Task to carry out — Could you print all of the data below again, exactly?

(Extracted records)
- - - - - - -

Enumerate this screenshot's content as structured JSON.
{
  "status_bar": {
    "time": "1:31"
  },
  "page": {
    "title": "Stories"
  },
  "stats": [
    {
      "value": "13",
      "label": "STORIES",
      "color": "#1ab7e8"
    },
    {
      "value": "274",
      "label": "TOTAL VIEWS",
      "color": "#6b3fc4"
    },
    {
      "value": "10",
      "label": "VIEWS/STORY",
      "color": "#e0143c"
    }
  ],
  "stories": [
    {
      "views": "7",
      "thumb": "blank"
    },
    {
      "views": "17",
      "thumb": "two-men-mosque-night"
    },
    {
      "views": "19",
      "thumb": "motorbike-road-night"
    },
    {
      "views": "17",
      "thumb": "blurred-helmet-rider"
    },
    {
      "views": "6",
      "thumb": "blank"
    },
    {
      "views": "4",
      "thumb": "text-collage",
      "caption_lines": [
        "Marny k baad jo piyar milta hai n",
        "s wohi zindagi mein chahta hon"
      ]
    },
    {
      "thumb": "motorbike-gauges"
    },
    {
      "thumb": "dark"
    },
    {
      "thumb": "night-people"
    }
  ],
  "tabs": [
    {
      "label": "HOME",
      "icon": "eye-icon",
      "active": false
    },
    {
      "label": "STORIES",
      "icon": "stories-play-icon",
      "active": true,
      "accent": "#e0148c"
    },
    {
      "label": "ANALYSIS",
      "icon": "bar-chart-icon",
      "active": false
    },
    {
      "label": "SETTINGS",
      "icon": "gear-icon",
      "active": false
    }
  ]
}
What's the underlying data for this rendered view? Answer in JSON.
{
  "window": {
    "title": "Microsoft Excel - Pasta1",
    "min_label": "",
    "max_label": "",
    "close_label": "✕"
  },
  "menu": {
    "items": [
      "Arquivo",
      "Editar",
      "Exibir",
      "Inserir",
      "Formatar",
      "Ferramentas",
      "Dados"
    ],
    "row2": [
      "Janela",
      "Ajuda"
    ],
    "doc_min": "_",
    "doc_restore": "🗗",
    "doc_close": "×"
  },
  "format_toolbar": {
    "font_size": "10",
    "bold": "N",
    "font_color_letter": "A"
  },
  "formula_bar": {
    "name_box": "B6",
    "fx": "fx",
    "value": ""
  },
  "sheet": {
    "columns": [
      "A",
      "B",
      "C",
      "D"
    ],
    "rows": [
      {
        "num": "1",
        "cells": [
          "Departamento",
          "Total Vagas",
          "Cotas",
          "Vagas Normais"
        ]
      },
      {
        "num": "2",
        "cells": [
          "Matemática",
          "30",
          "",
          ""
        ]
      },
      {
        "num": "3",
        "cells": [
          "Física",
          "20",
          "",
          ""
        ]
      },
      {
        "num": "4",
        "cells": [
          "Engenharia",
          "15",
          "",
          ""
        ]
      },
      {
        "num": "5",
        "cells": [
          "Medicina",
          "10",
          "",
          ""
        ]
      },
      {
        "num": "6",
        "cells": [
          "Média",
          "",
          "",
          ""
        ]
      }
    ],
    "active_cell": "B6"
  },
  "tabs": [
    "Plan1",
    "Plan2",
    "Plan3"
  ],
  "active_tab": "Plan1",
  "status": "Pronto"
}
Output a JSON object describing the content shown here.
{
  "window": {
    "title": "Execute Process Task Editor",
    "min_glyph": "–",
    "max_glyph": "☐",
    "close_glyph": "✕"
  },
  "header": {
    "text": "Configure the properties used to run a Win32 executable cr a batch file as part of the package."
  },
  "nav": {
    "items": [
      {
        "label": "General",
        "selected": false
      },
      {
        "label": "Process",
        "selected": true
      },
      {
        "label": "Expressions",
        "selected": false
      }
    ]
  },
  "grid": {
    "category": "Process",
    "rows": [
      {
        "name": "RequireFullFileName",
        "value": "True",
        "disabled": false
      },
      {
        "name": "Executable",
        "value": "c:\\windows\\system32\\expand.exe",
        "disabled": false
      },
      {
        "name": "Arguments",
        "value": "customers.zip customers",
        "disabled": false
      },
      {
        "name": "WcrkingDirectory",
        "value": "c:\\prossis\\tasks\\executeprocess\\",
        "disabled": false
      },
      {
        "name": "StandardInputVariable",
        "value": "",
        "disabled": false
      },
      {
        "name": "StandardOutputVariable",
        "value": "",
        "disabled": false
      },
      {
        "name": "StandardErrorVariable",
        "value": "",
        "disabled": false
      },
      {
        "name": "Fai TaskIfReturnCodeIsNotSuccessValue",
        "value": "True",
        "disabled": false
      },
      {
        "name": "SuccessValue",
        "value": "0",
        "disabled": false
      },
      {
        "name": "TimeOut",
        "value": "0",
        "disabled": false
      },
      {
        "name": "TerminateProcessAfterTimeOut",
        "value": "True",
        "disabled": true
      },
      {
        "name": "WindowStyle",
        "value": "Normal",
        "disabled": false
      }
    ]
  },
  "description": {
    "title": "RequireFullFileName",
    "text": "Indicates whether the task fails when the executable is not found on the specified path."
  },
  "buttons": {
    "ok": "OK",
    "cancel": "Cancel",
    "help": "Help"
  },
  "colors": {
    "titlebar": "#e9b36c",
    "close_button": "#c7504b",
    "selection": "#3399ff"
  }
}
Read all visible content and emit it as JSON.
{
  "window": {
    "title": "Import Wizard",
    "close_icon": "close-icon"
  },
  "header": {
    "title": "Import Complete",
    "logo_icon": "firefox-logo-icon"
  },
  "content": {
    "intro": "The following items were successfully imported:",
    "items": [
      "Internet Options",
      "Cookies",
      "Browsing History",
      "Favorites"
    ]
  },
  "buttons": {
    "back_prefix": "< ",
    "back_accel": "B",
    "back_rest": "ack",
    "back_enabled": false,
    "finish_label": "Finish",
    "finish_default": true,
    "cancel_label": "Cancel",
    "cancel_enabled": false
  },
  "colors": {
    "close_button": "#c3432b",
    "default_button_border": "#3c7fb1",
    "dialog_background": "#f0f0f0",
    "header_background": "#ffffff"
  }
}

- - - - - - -

Response for this exercise —
Enumerate this screenshot's content as structured JSON.
{
  "status_bar": {
    "time": "1:31"
  },
  "page": {
    "title": "Stories"
  },
  "stats": [
    {
      "value": "13",
      "label": "STORIES",
      "color": "#1ab7e8"
    },
    {
      "value": "274",
      "label": "TOTAL VIEWS",
      "color": "#6b3fc4"
    },
    {
      "value": "10",
      "label": "VIEWS/STORY",
      "color": "#e0143c"
    }
  ],
  "stories": [
    {
      "views": "7",
      "thumb": "blank"
    },
    {
      "views": "17",
      "thumb": "two-men-mosque-night"
    },
    {
      "views": "19",
      "thumb": "motorbike-road-night"
    },
    {
      "views": "17",
      "thumb": "blurred-helmet-rider"
    },
    {
      "views": "6",
      "thumb": "blank"
    },
    {
      "views": "4",
      "thumb": "text-collage",
      "caption_lines": [
        "Marny k baad jo piyar milta hai n",
        "s wohi zindagi mein chahta hon"
      ]
    },
    {
      "thumb": "motorbike-gauges"
    },
    {
      "thumb": "dark"
    },
    {
      "thumb": "night-people"
    }
  ],
  "tabs": [
    {
      "label": "HOME",
      "icon": "eye-icon",
      "active": false
    },
    {
      "label": "STORIES",
      "icon": "stories-play-icon",
      "active": true,
      "accent": "#e0148c"
    },
    {
      "label": "ANALYSIS",
      "icon": "bar-chart-icon",
      "active": false
    },
    {
      "label": "SETTINGS",
      "icon": "gear-icon",
      "active": false
    }
  ]
}
What's the underlying data for this rendered view? Answer in JSON.
{
  "window": {
    "title": "Microsoft Excel - Pasta1",
    "min_label": "",
    "max_label": "",
    "close_label": "✕"
  },
  "menu": {
    "items": [
      "Arquivo",
      "Editar",
      "Exibir",
      "Inserir",
      "Formatar",
      "Ferramentas",
      "Dados"
    ],
    "row2": [
      "Janela",
      "Ajuda"
    ],
    "doc_min": "_",
    "doc_restore": "🗗",
    "doc_close": "×"
  },
  "format_toolbar": {
    "font_size": "10",
    "bold": "N",
    "font_color_letter": "A"
  },
  "formula_bar": {
    "name_box": "B6",
    "fx": "fx",
    "value": ""
  },
  "sheet": {
    "columns": [
      "A",
      "B",
      "C",
      "D"
    ],
    "rows": [
      {
        "num": "1",
        "cells": [
          "Departamento",
          "Total Vagas",
          "Cotas",
          "Vagas Normais"
        ]
      },
      {
        "num": "2",
        "cells": [
          "Matemática",
          "30",
          "",
          ""
        ]
      },
      {
        "num": "3",
        "cells": [
          "Física",
          "20",
          "",
          ""
        ]
      },
      {
        "num": "4",
        "cells": [
          "Engenharia",
          "15",
          "",
          ""
        ]
      },
      {
        "num": "5",
        "cells": [
          "Medicina",
          "10",
          "",
          ""
        ]
      },
      {
        "num": "6",
        "cells": [
          "Média",
          "",
          "",
          ""
        ]
      }
    ],
    "active_cell": "B6"
  },
  "tabs": [
    "Plan1",
    "Plan2",
    "Plan3"
  ],
  "active_tab": "Plan1",
  "status": "Pronto"
}
Output a JSON object describing the content shown here.
{
  "window": {
    "title": "Execute Process Task Editor",
    "min_glyph": "–",
    "max_glyph": "☐",
    "close_glyph": "✕"
  },
  "header": {
    "text": "Configure the properties used to run a Win32 executable cr a batch file as part of the package."
  },
  "nav": {
    "items": [
      {
        "label": "General",
        "selected": false
      },
      {
        "label": "Process",
        "selected": true
      },
      {
        "label": "Expressions",
        "selected": false
      }
    ]
  },
  "grid": {
    "category": "Process",
    "rows": [
      {
        "name": "RequireFullFileName",
        "value": "True",
        "disabled": false
      },
      {
        "name": "Executable",
        "value": "c:\\windows\\system32\\expand.exe",
        "disabled": false
      },
      {
        "name": "Arguments",
        "value": "customers.zip customers",
        "disabled": false
      },
      {
        "name": "WcrkingDirectory",
        "value": "c:\\prossis\\tasks\\executeprocess\\",
        "disabled": false
      },
      {
        "name": "StandardInputVariable",
        "value": "",
        "disabled": false
      },
      {
        "name": "StandardOutputVariable",
        "value": "",
        "disabled": false
      },
      {
        "name": "StandardErrorVariable",
        "value": "",
        "disabled": false
      },
      {
        "name": "Fai TaskIfReturnCodeIsNotSuccessValue",
        "value": "True",
        "disabled": false
      },
      {
        "name": "SuccessValue",
        "value": "0",
        "disabled": false
      },
      {
        "name": "TimeOut",
        "value": "0",
        "disabled": false
      },
      {
        "name": "TerminateProcessAfterTimeOut",
        "value": "True",
        "disabled": true
      },
      {
        "name": "WindowStyle",
        "value": "Normal",
        "disabled": false
      }
    ]
  },
  "description": {
    "title": "RequireFullFileName",
    "text": "Indicates whether the task fails when the executable is not found on the specified path."
  },
  "buttons": {
    "ok": "OK",
    "cancel": "Cancel",
    "help": "Help"
  },
  "colors": {
    "titlebar": "#e9b36c",
    "close_button": "#c7504b",
    "selection": "#3399ff"
  }
}
Read all visible content and emit it as JSON.
{
  "window": {
    "title": "Import Wizard",
    "close_icon": "close-icon"
  },
  "header": {
    "title": "Import Complete",
    "logo_icon": "firefox-logo-icon"
  },
  "content": {
    "intro": "The following items were successfully imported:",
    "items": [
      "Internet Options",
      "Cookies",
      "Browsing History",
      "Favorites"
    ]
  },
  "buttons": {
    "back_prefix": "< ",
    "back_accel": "B",
    "back_rest": "ack",
    "back_enabled": false,
    "finish_label": "Finish",
    "finish_default": true,
    "cancel_label": "Cancel",
    "cancel_enabled": false
  },
  "colors": {
    "close_button": "#c3432b",
    "default_button_border": "#3c7fb1",
    "dialog_background": "#f0f0f0",
    "header_background": "#ffffff"
  }
}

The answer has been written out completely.